▶ **WHAT YOU HAVE TO DO**
Wherever the string "JSON" shows up in the material below, copy that line.

########################################

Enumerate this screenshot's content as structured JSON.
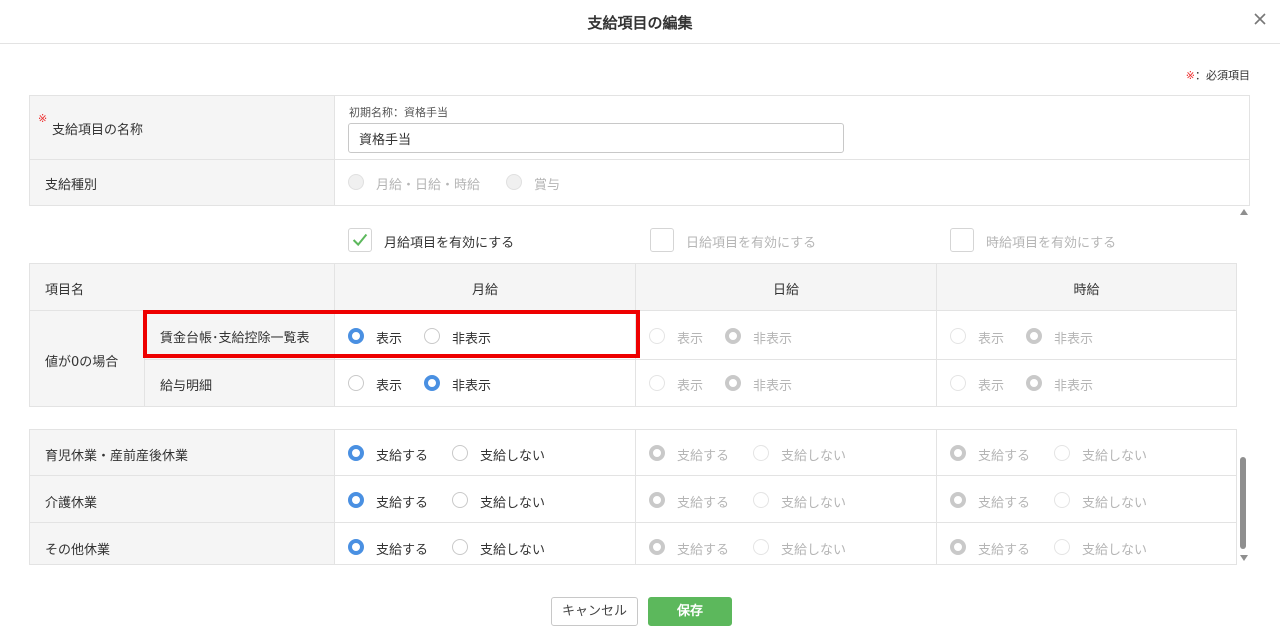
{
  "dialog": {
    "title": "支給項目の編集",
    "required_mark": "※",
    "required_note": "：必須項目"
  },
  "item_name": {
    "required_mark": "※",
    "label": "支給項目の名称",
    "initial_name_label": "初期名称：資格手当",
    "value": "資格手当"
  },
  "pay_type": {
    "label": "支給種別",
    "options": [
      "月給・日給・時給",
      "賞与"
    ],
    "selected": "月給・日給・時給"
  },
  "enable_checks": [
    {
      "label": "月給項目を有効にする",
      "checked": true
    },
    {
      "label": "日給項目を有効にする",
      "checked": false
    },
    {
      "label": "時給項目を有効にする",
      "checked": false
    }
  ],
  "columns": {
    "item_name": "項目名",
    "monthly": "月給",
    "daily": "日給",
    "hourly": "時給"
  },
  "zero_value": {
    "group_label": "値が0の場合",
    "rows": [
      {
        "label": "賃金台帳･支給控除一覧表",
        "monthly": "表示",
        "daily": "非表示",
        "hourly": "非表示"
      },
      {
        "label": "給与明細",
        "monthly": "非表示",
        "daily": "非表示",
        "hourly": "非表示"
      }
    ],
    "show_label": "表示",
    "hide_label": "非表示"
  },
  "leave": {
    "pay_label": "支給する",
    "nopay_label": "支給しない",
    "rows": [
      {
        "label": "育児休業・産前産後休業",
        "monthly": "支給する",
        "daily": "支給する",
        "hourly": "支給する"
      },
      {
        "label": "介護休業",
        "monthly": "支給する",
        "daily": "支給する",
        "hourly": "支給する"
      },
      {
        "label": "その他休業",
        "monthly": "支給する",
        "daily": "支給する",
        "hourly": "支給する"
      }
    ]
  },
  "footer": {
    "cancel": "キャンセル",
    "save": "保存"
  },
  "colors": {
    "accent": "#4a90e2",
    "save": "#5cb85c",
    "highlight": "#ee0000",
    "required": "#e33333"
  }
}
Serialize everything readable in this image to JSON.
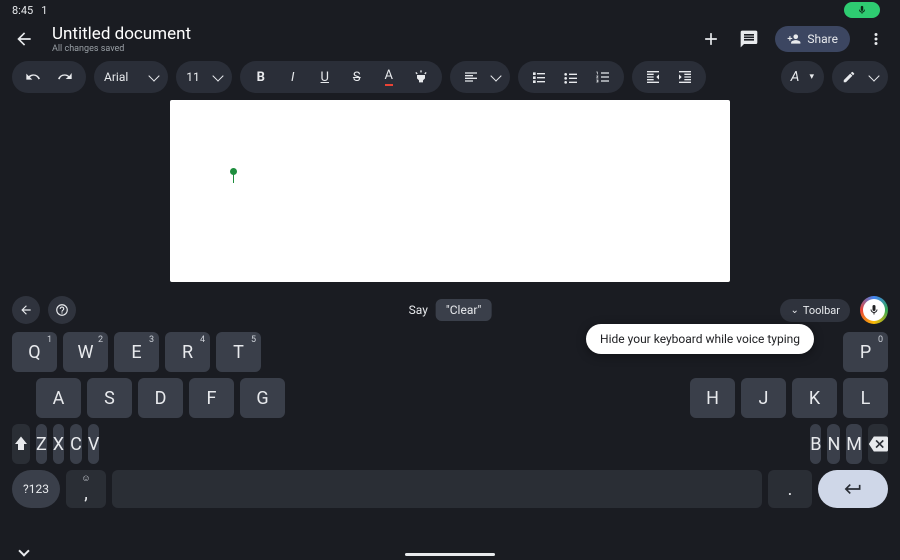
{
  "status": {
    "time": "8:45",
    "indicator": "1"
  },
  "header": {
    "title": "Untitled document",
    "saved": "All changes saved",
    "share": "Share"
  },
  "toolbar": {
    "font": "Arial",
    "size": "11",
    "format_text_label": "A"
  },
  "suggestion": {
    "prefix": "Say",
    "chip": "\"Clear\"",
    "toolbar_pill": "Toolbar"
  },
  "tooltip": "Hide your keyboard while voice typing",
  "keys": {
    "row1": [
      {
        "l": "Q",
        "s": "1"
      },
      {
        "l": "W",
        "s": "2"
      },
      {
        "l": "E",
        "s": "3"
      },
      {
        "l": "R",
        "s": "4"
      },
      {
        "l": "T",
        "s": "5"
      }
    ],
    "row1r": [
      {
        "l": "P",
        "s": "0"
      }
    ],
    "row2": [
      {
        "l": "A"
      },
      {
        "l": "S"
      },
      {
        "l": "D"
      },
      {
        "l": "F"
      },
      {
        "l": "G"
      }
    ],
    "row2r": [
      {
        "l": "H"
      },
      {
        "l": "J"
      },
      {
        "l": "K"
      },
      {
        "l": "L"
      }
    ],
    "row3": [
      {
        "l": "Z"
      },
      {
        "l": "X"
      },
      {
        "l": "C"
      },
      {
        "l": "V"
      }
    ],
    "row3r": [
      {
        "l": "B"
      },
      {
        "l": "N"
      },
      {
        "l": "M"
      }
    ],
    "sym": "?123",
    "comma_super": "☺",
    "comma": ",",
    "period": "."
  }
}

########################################

▶ **RESULT FOR THIS EXERCISE**
Enumerate this screenshot's content as structured JSON.
Serialize everything readable in this image to JSON.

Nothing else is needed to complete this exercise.